DBC Pierre is known for writing thought-provoking, striking fiction, and his novel Breakfast with the Borgias is no exception. Fast-paced, emotive and chilling, it’s a thriller full of brilliant prose, irony and precise observations against a backdrop of unsettling incidents.
Ariel Panek was on his way to the Netherlands when his flight got diverted to England and he ends up in an old hotel on the southeast coast. As a computer scientist with “two laptops, a tablet, three kilos of cables and drives, and as Android device,” his inability to contact anyone due to the lack of signal and WiFi at the Cliffs Hotel unnerves him, especially in his modern world. His fellow guests, a family called the Borders, switch between welcoming and hostile, and as Ariel tries to leave the hotel to get to the Netherlands more and more obstacles are in his path. When he’s eventually able to borrow a phone from Gretchen, an alarmingly thin seventeen year old who scares the life out of him, to contact his girlfriend Zeva who travelled to Amsterdam on a different flight, it only adds more complications to his journey.
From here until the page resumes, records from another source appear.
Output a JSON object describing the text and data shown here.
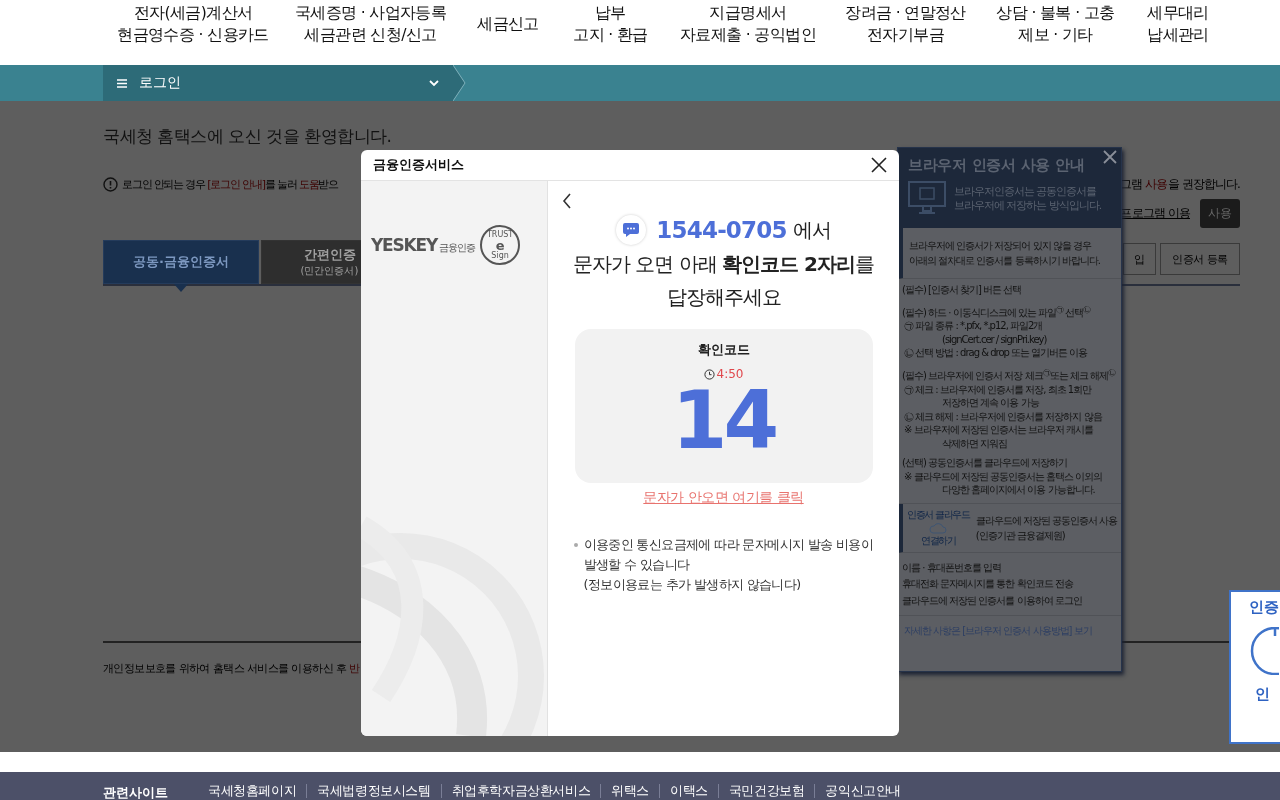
{
  "top_nav": [
    {
      "lines": [
        "전자(세금)계산서",
        "현금영수증 · 신용카드"
      ]
    },
    {
      "lines": [
        "국세증명 · 사업자등록",
        "세금관련 신청/신고"
      ]
    },
    {
      "lines": [
        "세금신고"
      ]
    },
    {
      "lines": [
        "납부",
        "고지 · 환급"
      ]
    },
    {
      "lines": [
        "지급명세서",
        "자료제출 · 공익법인"
      ]
    },
    {
      "lines": [
        "장려금 · 연말정산",
        "전자기부금"
      ]
    },
    {
      "lines": [
        "상담 · 불복 · 고충",
        "제보 · 기타"
      ]
    },
    {
      "lines": [
        "세무대리",
        "납세관리"
      ]
    }
  ],
  "menu_bar": {
    "label": "로그인"
  },
  "page": {
    "welcome": "국세청 홈택스에 오신 것을 환영합니다.",
    "notice": [
      {
        "text": "로그인 안되는 경우 ",
        "highlight": false
      },
      {
        "text": "[로그인 안내]",
        "highlight": true
      },
      {
        "text": "를 눌러 ",
        "highlight": false
      },
      {
        "text": "도움",
        "highlight": true
      },
      {
        "text": "받으",
        "highlight": false
      }
    ],
    "right_notice": [
      {
        "text": "그램 ",
        "highlight": false
      },
      {
        "text": "사용",
        "highlight": true
      },
      {
        "text": "을 권장합니다.",
        "highlight": false
      }
    ],
    "program_label": "프로그램 이용",
    "program_button": "사용",
    "tabs": [
      {
        "label": "공동·금융인증서",
        "selected": true
      },
      {
        "label": "간편인증",
        "sublabel": "(민간인증서)",
        "selected": false
      }
    ],
    "right_buttons": [
      "입",
      "인증서 등록"
    ],
    "privacy_note": [
      {
        "text": "개인정보보호를 위하여 홈택스 서비스를 이용하신 후 ",
        "highlight": false
      },
      {
        "text": "반",
        "highlight": true
      }
    ]
  },
  "modal": {
    "title": "금융인증서비스",
    "logo": {
      "name": "YESKEY",
      "sub": "금융인증",
      "badge_top": "TRUST",
      "badge_letter": "e",
      "badge_bottom": "Sign"
    },
    "phone": "1544-0705",
    "phone_suffix": "에서",
    "message_lines": [
      "문자가 오면 아래 **확인코드 2자리**를",
      "답장해주세요"
    ],
    "code_label": "확인코드",
    "timer": "4:50",
    "code": "14",
    "resend_link": "문자가 안오면 여기를 클릭",
    "notes": [
      "이용중인 통신요금제에 따라 문자메시지 발송 비용이 발생할 수 있습니다",
      "(정보이용료는 추가 발생하지 않습니다)"
    ]
  },
  "cert_panel": {
    "title": "브라우저 인증서 사용 안내",
    "intro": [
      "브라우저인증서는 공동인증서를",
      "브라우저에 저장하는 방식입니다."
    ],
    "notice": [
      "브라우저에 인증서가 저장되어 있지 않을 경우",
      "아래의 절차대로 인증서를 등록하시기 바랍니다."
    ],
    "sections": [
      [
        {
          "kind": "step",
          "text": "(필수) [인증서 찾기] 버튼 선택"
        }
      ],
      [
        {
          "kind": "step",
          "text": "(필수) 하드 · 이동식디스크에 있는 파일$^{㉠}$ 선택$^{㉡}$"
        },
        {
          "kind": "sub",
          "text": "㉠ 파일 종류 : *.pfx, *.p12, 파일2개"
        },
        {
          "kind": "cont",
          "text": "(signCert.cer / signPri.key)"
        },
        {
          "kind": "sub",
          "text": "㉡ 선택 방법 : drag & drop 또는 열기버튼 이용"
        }
      ],
      [
        {
          "kind": "step",
          "text": "(필수) 브라우저에 인증서 저장 체크$^{㉠}$또는 체크 해제$^{㉡}$"
        },
        {
          "kind": "sub",
          "text": "㉠ 체크 : 브라우저에 인증서를 저장, 최초 1회만"
        },
        {
          "kind": "cont",
          "text": "저장하면 계속 이용 가능"
        },
        {
          "kind": "sub",
          "text": "㉡ 체크 해제 : 브라우저에 인증서를 저장하지 않음"
        },
        {
          "kind": "sub",
          "text": "※ 브라우저에 저장된 인증서는 브라우저 캐시를"
        },
        {
          "kind": "cont",
          "text": "삭제하면 지워짐"
        }
      ],
      [
        {
          "kind": "step",
          "text": "(선택) 공동인증서를 클라우드에 저장하기"
        },
        {
          "kind": "sub",
          "text": "※ 클라우드에 저장된 공동인증서는 홈택스 이외의"
        },
        {
          "kind": "cont",
          "text": "다양한 홈페이지에서 이용 가능합니다."
        }
      ]
    ],
    "cloud": {
      "badge_top": "인증서 클라우드",
      "badge_bottom": "연결하기",
      "lines": [
        "클라우드에 저장된 공동인증서 사용",
        "(인증기관 금융결제원)"
      ]
    },
    "cloud_steps": [
      "이름 · 휴대폰번호를 입력",
      "휴대전화 문자메시지를 통한 확인코드 전송",
      "클라우드에 저장된 인증서를 이용하여 로그인"
    ],
    "link": "자세한 사항은 [브라우저 인증서 사용방법] 보기"
  },
  "side_widget": {
    "title": "인증",
    "caption": "인"
  },
  "footer": {
    "title": "관련사이트",
    "links": [
      "국세청홈페이지",
      "국세법령정보시스템",
      "취업후학자금상환서비스",
      "위택스",
      "이택스",
      "국민건강보험",
      "공익신고안내"
    ]
  }
}
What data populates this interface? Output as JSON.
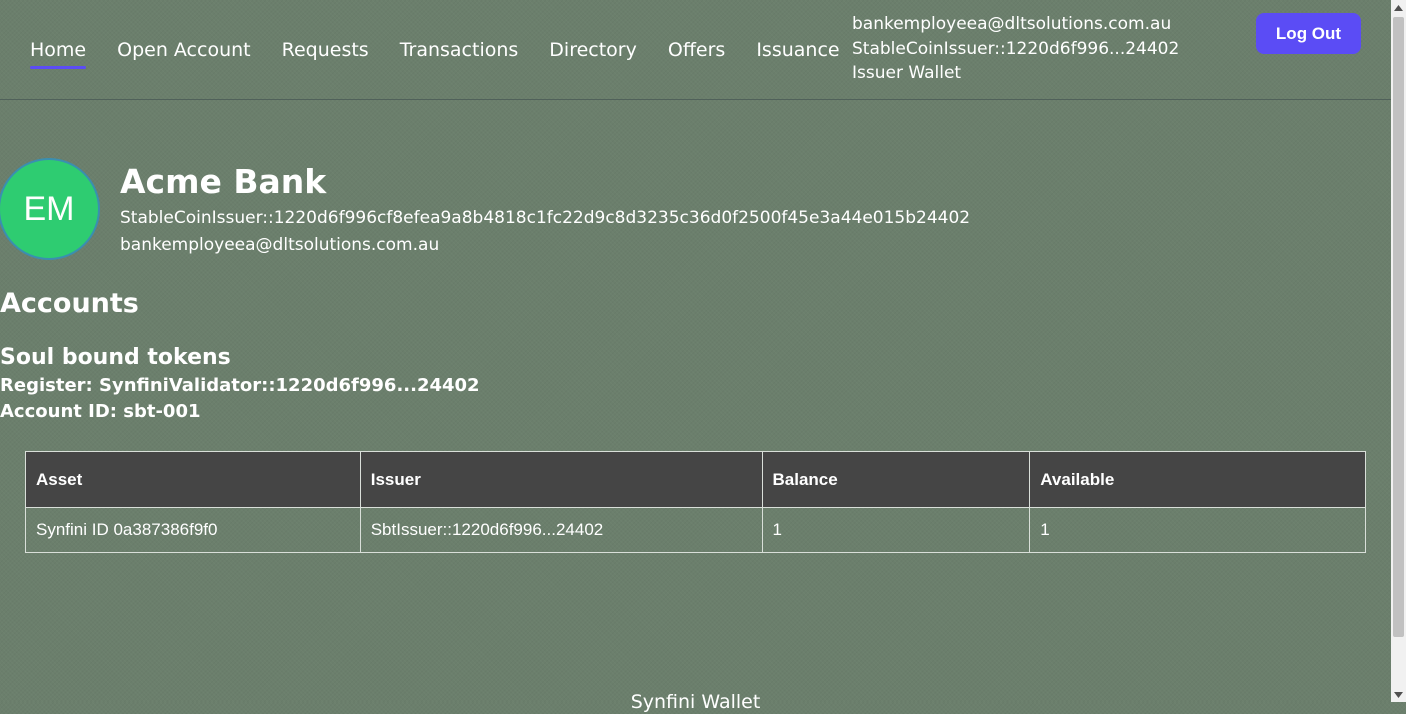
{
  "nav": {
    "items": [
      {
        "label": "Home",
        "active": true
      },
      {
        "label": "Open Account"
      },
      {
        "label": "Requests"
      },
      {
        "label": "Transactions"
      },
      {
        "label": "Directory"
      },
      {
        "label": "Offers"
      },
      {
        "label": "Issuance"
      }
    ]
  },
  "user": {
    "email": "bankemployeea@dltsolutions.com.au",
    "party": "StableCoinIssuer::1220d6f996...24402",
    "wallet": "Issuer Wallet"
  },
  "logout_label": "Log Out",
  "profile": {
    "initials": "EM",
    "name": "Acme Bank",
    "party_id": "StableCoinIssuer::1220d6f996cf8efea9a8b4818c1fc22d9c8d3235c36d0f2500f45e3a44e015b24402",
    "email": "bankemployeea@dltsolutions.com.au"
  },
  "accounts": {
    "heading": "Accounts",
    "section_title": "Soul bound tokens",
    "register": "Register: SynfiniValidator::1220d6f996...24402",
    "account_id": "Account ID: sbt-001",
    "table": {
      "headers": [
        "Asset",
        "Issuer",
        "Balance",
        "Available"
      ],
      "rows": [
        [
          "Synfini ID 0a387386f9f0",
          "SbtIssuer::1220d6f996...24402",
          "1",
          "1"
        ]
      ]
    }
  },
  "footer": "Synfini Wallet",
  "colors": {
    "accent": "#5b4cf5",
    "background": "#6b7f6c",
    "avatar": "#2ecc71",
    "table_header": "#454545"
  }
}
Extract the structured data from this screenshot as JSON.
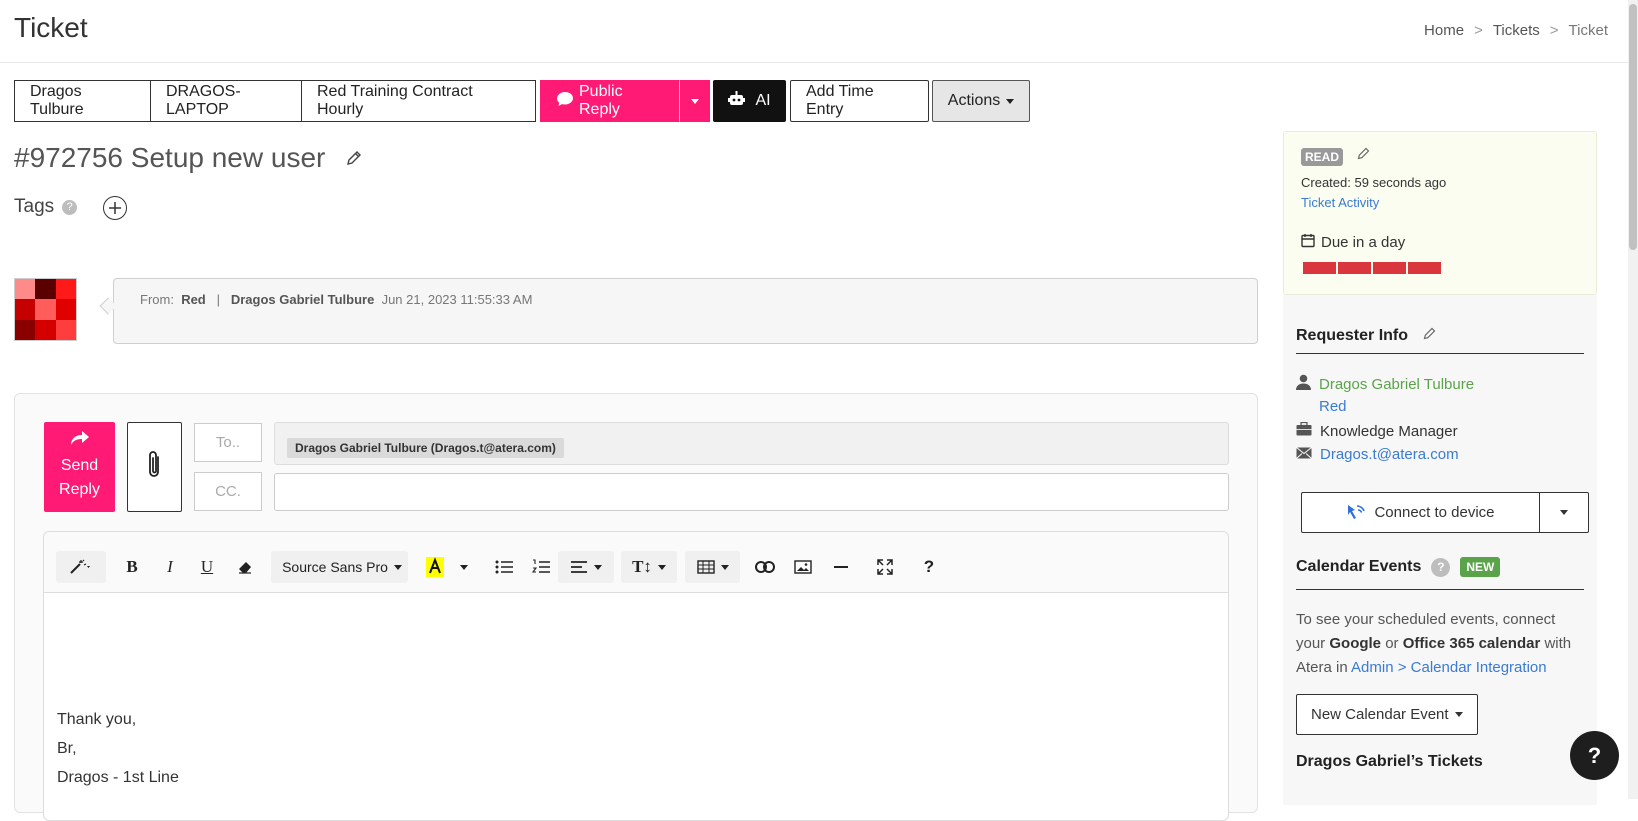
{
  "header": {
    "title": "Ticket",
    "breadcrumb": [
      "Home",
      "Tickets",
      "Ticket"
    ],
    "separator": ">"
  },
  "buttons": {
    "customer": "Dragos Tulbure",
    "device": "DRAGOS-LAPTOP",
    "contract": "Red Training Contract Hourly",
    "public_reply": "Public Reply",
    "ai": "AI",
    "add_time": "Add Time Entry",
    "actions": "Actions"
  },
  "ticket": {
    "title": "#972756 Setup new user",
    "tags_label": "Tags",
    "help_glyph": "?"
  },
  "message": {
    "from_label": "From:",
    "from_company": "Red",
    "separator": "|",
    "from_name": "Dragos Gabriel Tulbure",
    "date": "Jun 21, 2023 11:55:33 AM"
  },
  "reply": {
    "send_label_1": "Send",
    "send_label_2": "Reply",
    "to_label": "To..",
    "cc_label": "CC.",
    "to_recipient": "Dragos Gabriel Tulbure (Dragos.t@atera.com)",
    "font_name": "Source Sans Pro",
    "help_glyph": "?",
    "body_lines": [
      "Thank you,",
      "Br,",
      "Dragos - 1st Line"
    ]
  },
  "sidebar": {
    "status": "READ",
    "created": "Created: 59 seconds ago",
    "activity_link": "Ticket Activity",
    "due": "Due in a day",
    "due_level": 4,
    "requester_title": "Requester Info",
    "requester_name": "Dragos Gabriel Tulbure",
    "requester_company": "Red",
    "requester_role": "Knowledge Manager",
    "requester_email": "Dragos.t@atera.com",
    "connect_label": "Connect to device",
    "calendar_title": "Calendar Events",
    "calendar_help": "?",
    "new_badge": "NEW",
    "cal_text_1": "To see your scheduled events, connect your ",
    "cal_google": "Google",
    "cal_or": " or ",
    "cal_office": "Office 365 calendar",
    "cal_text_2": " with Atera in ",
    "cal_link": "Admin > Calendar Integration",
    "new_cal_event": "New Calendar Event",
    "tickets_title": "Dragos Gabriel’s Tickets"
  },
  "help_fab": "?",
  "colors": {
    "accent_pink": "#ff1a75",
    "status_green": "#5aa34a",
    "link_blue": "#3a7bd5",
    "due_red": "#d9363e"
  },
  "avatar_colors": [
    "#ff8a8a",
    "#5a0000",
    "#ff1a1a",
    "#c40000",
    "#ff5c5c",
    "#e00000",
    "#8a0000",
    "#d40000",
    "#ff3d3d"
  ]
}
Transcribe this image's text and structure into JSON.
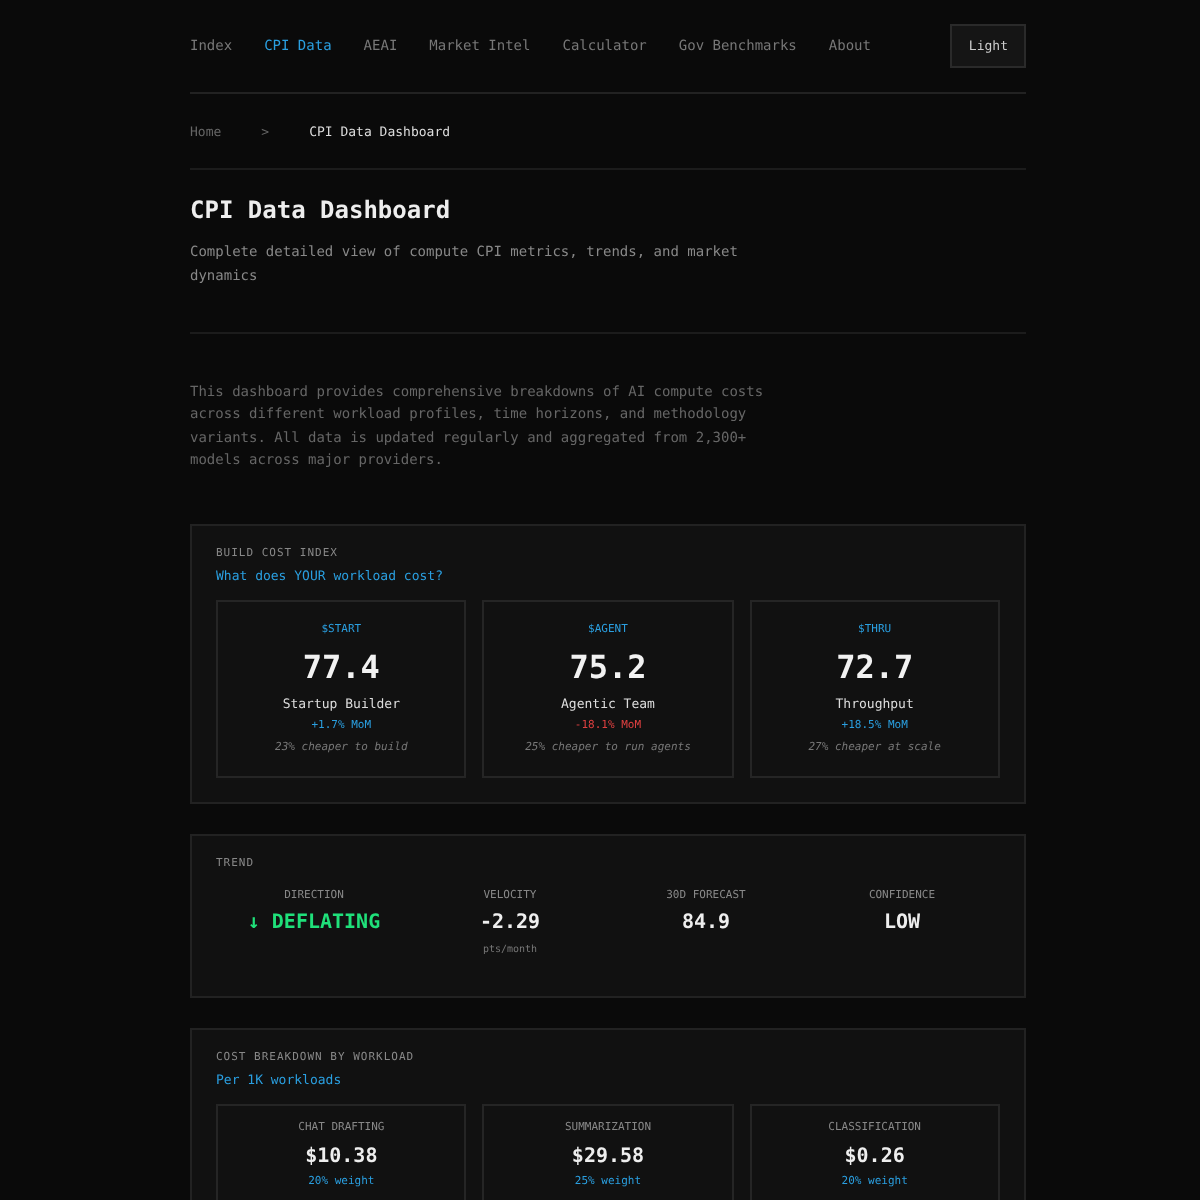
{
  "nav": {
    "items": [
      {
        "label": "Index",
        "selected": false
      },
      {
        "label": "CPI Data",
        "selected": true
      },
      {
        "label": "AEAI",
        "selected": false
      },
      {
        "label": "Market Intel",
        "selected": false
      },
      {
        "label": "Calculator",
        "selected": false
      },
      {
        "label": "Gov Benchmarks",
        "selected": false
      },
      {
        "label": "About",
        "selected": false
      }
    ],
    "theme_button": "Light"
  },
  "breadcrumb": {
    "items": [
      "Home",
      "CPI Data Dashboard"
    ],
    "separator": ">"
  },
  "header": {
    "title": "CPI Data Dashboard",
    "subtitle": "Complete detailed view of compute CPI metrics, trends, and market dynamics"
  },
  "intro": "This dashboard provides comprehensive breakdowns of AI compute costs across different workload profiles, time horizons, and methodology variants. All data is updated regularly and aggregated from 2,300+ models across major providers.",
  "build_cost_index": {
    "label": "BUILD COST INDEX",
    "subtitle": "What does YOUR workload cost?",
    "cards": [
      {
        "ticker": "$START",
        "value": "77.4",
        "name": "Startup Builder",
        "change": "+1.7% MoM",
        "color": "#2a9fe0",
        "note": "23% cheaper to build"
      },
      {
        "ticker": "$AGENT",
        "value": "75.2",
        "name": "Agentic Team",
        "change": "-18.1% MoM",
        "color": "#e04040",
        "note": "25% cheaper to run agents"
      },
      {
        "ticker": "$THRU",
        "value": "72.7",
        "name": "Throughput",
        "change": "+18.5% MoM",
        "color": "#2a9fe0",
        "note": "27% cheaper at scale"
      }
    ]
  },
  "trend": {
    "label": "TREND",
    "stats": [
      {
        "label": "DIRECTION",
        "value": "↓ DEFLATING",
        "color": "#1fe07a"
      },
      {
        "label": "VELOCITY",
        "value": "-2.29",
        "unit": "pts/month",
        "color": "#eeeeee"
      },
      {
        "label": "30D FORECAST",
        "value": "84.9",
        "color": "#eeeeee"
      },
      {
        "label": "CONFIDENCE",
        "value": "LOW",
        "color": "#eeeeee"
      }
    ]
  },
  "cost_breakdown": {
    "label": "COST BREAKDOWN BY WORKLOAD",
    "subtitle": "Per 1K workloads",
    "cards": [
      {
        "name": "CHAT DRAFTING",
        "value": "$10.38",
        "weight": "20% weight"
      },
      {
        "name": "SUMMARIZATION",
        "value": "$29.58",
        "weight": "25% weight"
      },
      {
        "name": "CLASSIFICATION",
        "value": "$0.26",
        "weight": "20% weight"
      }
    ]
  }
}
Meanwhile, Zeva Neely is waiting anxiously in Amsterdam for contact from her boyfriend Ariel. Having reluctantly agreed to go with him to Europe for the week, she’s waiting for him to arrive with very mixed emotions. Scared, excited, and angry with both herself and Ariel, she begins to figure out the reason why Ariel hasn’t made it to Amsterdam.
The reader is left to figure out what’s happening along with Ariel and Zeva, and once what’s going on becomes apparent, it seems obvious. Breakfast with the Borgias is chilling in places; the reader is frustrated when Ariel is frustrated, and DBC Pierre does an excellent job of capturing the mood of a scene and depicting it accurately.
Breakfast with the Borgias is a thriller with events that are mysterious as the people, clues that you don’t realise are clues till the end, and a heady mix of irony, comic prose, and unsettling occurrences and observations.